Your assignment =>
Output every line below exactly, please, omitting pictures.

Source material =>
*** Begin section ***

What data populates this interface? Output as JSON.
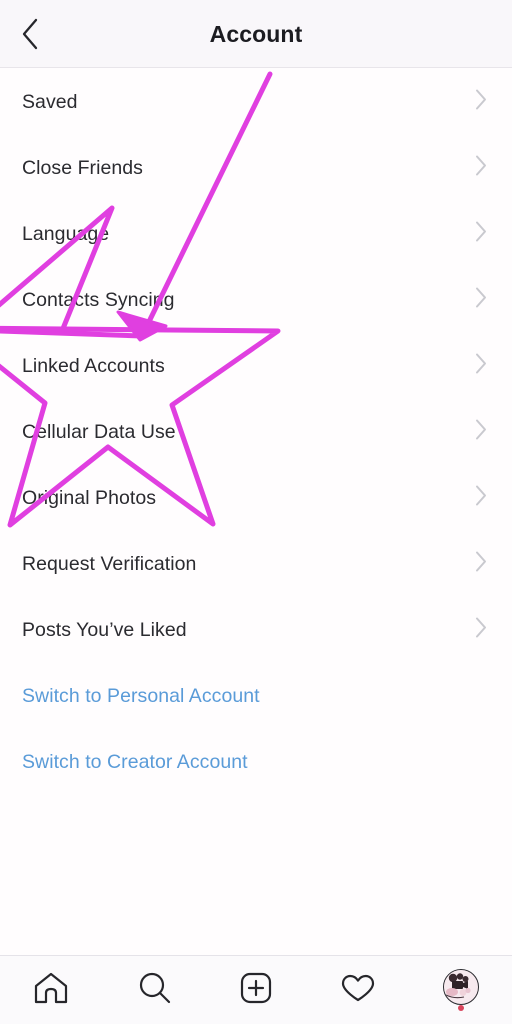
{
  "header": {
    "title": "Account",
    "back_icon": "chevron-left-icon"
  },
  "list": {
    "items": [
      {
        "label": "Saved",
        "chevron": "chevron-right-icon"
      },
      {
        "label": "Close Friends",
        "chevron": "chevron-right-icon"
      },
      {
        "label": "Language",
        "chevron": "chevron-right-icon"
      },
      {
        "label": "Contacts Syncing",
        "chevron": "chevron-right-icon"
      },
      {
        "label": "Linked Accounts",
        "chevron": "chevron-right-icon"
      },
      {
        "label": "Cellular Data Use",
        "chevron": "chevron-right-icon"
      },
      {
        "label": "Original Photos",
        "chevron": "chevron-right-icon"
      },
      {
        "label": "Request Verification",
        "chevron": "chevron-right-icon"
      },
      {
        "label": "Posts You’ve Liked",
        "chevron": "chevron-right-icon"
      }
    ],
    "links": [
      {
        "label": "Switch to Personal Account"
      },
      {
        "label": "Switch to Creator Account"
      }
    ]
  },
  "tabbar": {
    "items": [
      {
        "name": "home-icon"
      },
      {
        "name": "search-icon"
      },
      {
        "name": "add-post-icon"
      },
      {
        "name": "activity-heart-icon"
      },
      {
        "name": "profile-avatar"
      }
    ],
    "badge": "notification-dot"
  },
  "annotation": {
    "shape": "star-outline-with-arrowhead",
    "color": "#e03fe0",
    "stroke_width": 5
  },
  "colors": {
    "header_bg": "#f9f7fa",
    "page_bg": "#fffdfe",
    "text": "#2b2b30",
    "link": "#5a9bd8",
    "chevron": "#c9c9cf",
    "annotation": "#e03fe0",
    "badge": "#d9445c"
  }
}
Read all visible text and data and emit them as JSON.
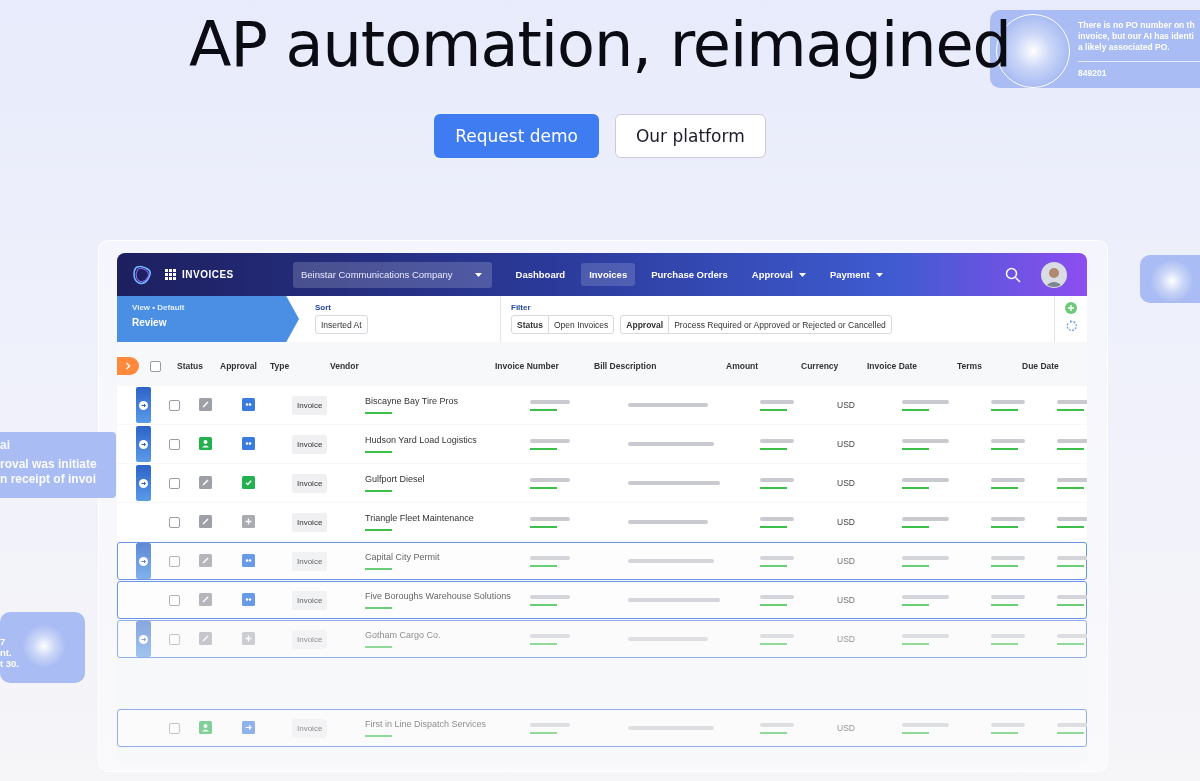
{
  "hero": {
    "title": "AP automation, reimagined",
    "buttons": [
      {
        "label": "Request demo",
        "kind": "primary"
      },
      {
        "label": "Our platform",
        "kind": "secondary"
      }
    ]
  },
  "floating_cards": [
    {
      "kind": "top-right",
      "lines": [
        "There is no PO number on th",
        "invoice, but our AI has identi",
        "a likely associated PO."
      ],
      "footer": "849201"
    },
    {
      "kind": "left",
      "lines": [
        "ai",
        "roval was initiate",
        "n receipt of invoi"
      ]
    },
    {
      "kind": "bottom-left",
      "lines": [
        "7",
        "nt.",
        "t 30."
      ]
    },
    {
      "kind": "right-glow"
    }
  ],
  "app": {
    "module": "INVOICES",
    "company": "Beinstar Communications Company",
    "nav": [
      {
        "label": "Dashboard",
        "selected": false,
        "dropdown": false
      },
      {
        "label": "Invoices",
        "selected": true,
        "dropdown": false
      },
      {
        "label": "Purchase Orders",
        "selected": false,
        "dropdown": false
      },
      {
        "label": "Approval",
        "selected": false,
        "dropdown": true
      },
      {
        "label": "Payment",
        "selected": false,
        "dropdown": true
      }
    ],
    "view": {
      "caption": "View • Default",
      "name": "Review"
    },
    "sort": {
      "label": "Sort",
      "value": "Inserted At"
    },
    "filter": {
      "label": "Filter",
      "chips": [
        {
          "key": "Status",
          "value": "Open Invoices"
        },
        {
          "key": "Approval",
          "value": "Process Required or Approved or Rejected or Cancelled"
        }
      ]
    },
    "select_all": {
      "checked": false
    },
    "columns": [
      "Status",
      "Approval",
      "Type",
      "Vendor",
      "Invoice Number",
      "Bill Description",
      "Amount",
      "Currency",
      "Invoice Date",
      "Terms",
      "Due Date"
    ],
    "rows": [
      {
        "flagged": true,
        "outlined": false,
        "kind": "solid",
        "status": {
          "kind": "edit"
        },
        "approval": {
          "kind": "dots"
        },
        "type": "Invoice",
        "vendor": "Biscayne Bay Tire Pros",
        "currency": "USD"
      },
      {
        "flagged": true,
        "outlined": false,
        "kind": "solid",
        "status": {
          "kind": "person"
        },
        "approval": {
          "kind": "dots"
        },
        "type": "Invoice",
        "vendor": "Hudson Yard Load Logistics",
        "currency": "USD"
      },
      {
        "flagged": true,
        "outlined": false,
        "kind": "solid",
        "status": {
          "kind": "edit"
        },
        "approval": {
          "kind": "check"
        },
        "type": "Invoice",
        "vendor": "Gulfport Diesel",
        "currency": "USD"
      },
      {
        "flagged": false,
        "outlined": false,
        "kind": "solid",
        "status": {
          "kind": "edit"
        },
        "approval": {
          "kind": "plus"
        },
        "type": "Invoice",
        "vendor": "Triangle Fleet Maintenance",
        "currency": "USD"
      },
      {
        "flagged": true,
        "outlined": true,
        "kind": "faded",
        "status": {
          "kind": "edit"
        },
        "approval": {
          "kind": "dots"
        },
        "type": "Invoice",
        "vendor": "Capital City Permit",
        "currency": "USD"
      },
      {
        "flagged": false,
        "outlined": true,
        "kind": "faded",
        "status": {
          "kind": "edit"
        },
        "approval": {
          "kind": "dots"
        },
        "type": "Invoice",
        "vendor": "Five Boroughs Warehouse Solutions",
        "currency": "USD"
      },
      {
        "flagged": true,
        "outlined": true,
        "kind": "ghost",
        "status": {
          "kind": "edit"
        },
        "approval": {
          "kind": "plus"
        },
        "type": "Invoice",
        "vendor": "Gotham Cargo Co.",
        "currency": "USD"
      },
      {
        "flagged": false,
        "outlined": true,
        "kind": "ghost",
        "status": {
          "kind": "person"
        },
        "approval": {
          "kind": "arrow"
        },
        "type": "Invoice",
        "vendor": "First in Line Dispatch Services",
        "currency": "USD"
      }
    ]
  }
}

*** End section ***

Task solution =>
What data populates this interface? Output as JSON.
{
  "header": {
    "title": "Account",
    "back_icon": "chevron-left-icon"
  },
  "list": {
    "items": [
      {
        "label": "Saved",
        "chevron": "chevron-right-icon"
      },
      {
        "label": "Close Friends",
        "chevron": "chevron-right-icon"
      },
      {
        "label": "Language",
        "chevron": "chevron-right-icon"
      },
      {
        "label": "Contacts Syncing",
        "chevron": "chevron-right-icon"
      },
      {
        "label": "Linked Accounts",
        "chevron": "chevron-right-icon"
      },
      {
        "label": "Cellular Data Use",
        "chevron": "chevron-right-icon"
      },
      {
        "label": "Original Photos",
        "chevron": "chevron-right-icon"
      },
      {
        "label": "Request Verification",
        "chevron": "chevron-right-icon"
      },
      {
        "label": "Posts You’ve Liked",
        "chevron": "chevron-right-icon"
      }
    ],
    "links": [
      {
        "label": "Switch to Personal Account"
      },
      {
        "label": "Switch to Creator Account"
      }
    ]
  },
  "tabbar": {
    "items": [
      {
        "name": "home-icon"
      },
      {
        "name": "search-icon"
      },
      {
        "name": "add-post-icon"
      },
      {
        "name": "activity-heart-icon"
      },
      {
        "name": "profile-avatar"
      }
    ],
    "badge": "notification-dot"
  },
  "annotation": {
    "shape": "star-outline-with-arrowhead",
    "color": "#e03fe0",
    "stroke_width": 5
  },
  "colors": {
    "header_bg": "#f9f7fa",
    "page_bg": "#fffdfe",
    "text": "#2b2b30",
    "link": "#5a9bd8",
    "chevron": "#c9c9cf",
    "annotation": "#e03fe0",
    "badge": "#d9445c"
  }
}
Read all visible text and data and emit them as JSON.
{
  "hero": {
    "title": "AP automation, reimagined",
    "buttons": [
      {
        "label": "Request demo",
        "kind": "primary"
      },
      {
        "label": "Our platform",
        "kind": "secondary"
      }
    ]
  },
  "floating_cards": [
    {
      "kind": "top-right",
      "lines": [
        "There is no PO number on th",
        "invoice, but our AI has identi",
        "a likely associated PO."
      ],
      "footer": "849201"
    },
    {
      "kind": "left",
      "lines": [
        "ai",
        "roval was initiate",
        "n receipt of invoi"
      ]
    },
    {
      "kind": "bottom-left",
      "lines": [
        "7",
        "nt.",
        "t 30."
      ]
    },
    {
      "kind": "right-glow"
    }
  ],
  "app": {
    "module": "INVOICES",
    "company": "Beinstar Communications Company",
    "nav": [
      {
        "label": "Dashboard",
        "selected": false,
        "dropdown": false
      },
      {
        "label": "Invoices",
        "selected": true,
        "dropdown": false
      },
      {
        "label": "Purchase Orders",
        "selected": false,
        "dropdown": false
      },
      {
        "label": "Approval",
        "selected": false,
        "dropdown": true
      },
      {
        "label": "Payment",
        "selected": false,
        "dropdown": true
      }
    ],
    "view": {
      "caption": "View • Default",
      "name": "Review"
    },
    "sort": {
      "label": "Sort",
      "value": "Inserted At"
    },
    "filter": {
      "label": "Filter",
      "chips": [
        {
          "key": "Status",
          "value": "Open Invoices"
        },
        {
          "key": "Approval",
          "value": "Process Required or Approved or Rejected or Cancelled"
        }
      ]
    },
    "select_all": {
      "checked": false
    },
    "columns": [
      "Status",
      "Approval",
      "Type",
      "Vendor",
      "Invoice Number",
      "Bill Description",
      "Amount",
      "Currency",
      "Invoice Date",
      "Terms",
      "Due Date"
    ],
    "rows": [
      {
        "flagged": true,
        "outlined": false,
        "kind": "solid",
        "status": {
          "kind": "edit"
        },
        "approval": {
          "kind": "dots"
        },
        "type": "Invoice",
        "vendor": "Biscayne Bay Tire Pros",
        "currency": "USD"
      },
      {
        "flagged": true,
        "outlined": false,
        "kind": "solid",
        "status": {
          "kind": "person"
        },
        "approval": {
          "kind": "dots"
        },
        "type": "Invoice",
        "vendor": "Hudson Yard Load Logistics",
        "currency": "USD"
      },
      {
        "flagged": true,
        "outlined": false,
        "kind": "solid",
        "status": {
          "kind": "edit"
        },
        "approval": {
          "kind": "check"
        },
        "type": "Invoice",
        "vendor": "Gulfport Diesel",
        "currency": "USD"
      },
      {
        "flagged": false,
        "outlined": false,
        "kind": "solid",
        "status": {
          "kind": "edit"
        },
        "approval": {
          "kind": "plus"
        },
        "type": "Invoice",
        "vendor": "Triangle Fleet Maintenance",
        "currency": "USD"
      },
      {
        "flagged": true,
        "outlined": true,
        "kind": "faded",
        "status": {
          "kind": "edit"
        },
        "approval": {
          "kind": "dots"
        },
        "type": "Invoice",
        "vendor": "Capital City Permit",
        "currency": "USD"
      },
      {
        "flagged": false,
        "outlined": true,
        "kind": "faded",
        "status": {
          "kind": "edit"
        },
        "approval": {
          "kind": "dots"
        },
        "type": "Invoice",
        "vendor": "Five Boroughs Warehouse Solutions",
        "currency": "USD"
      },
      {
        "flagged": true,
        "outlined": true,
        "kind": "ghost",
        "status": {
          "kind": "edit"
        },
        "approval": {
          "kind": "plus"
        },
        "type": "Invoice",
        "vendor": "Gotham Cargo Co.",
        "currency": "USD"
      },
      {
        "flagged": false,
        "outlined": true,
        "kind": "ghost",
        "status": {
          "kind": "person"
        },
        "approval": {
          "kind": "arrow"
        },
        "type": "Invoice",
        "vendor": "First in Line Dispatch Services",
        "currency": "USD"
      }
    ]
  }
}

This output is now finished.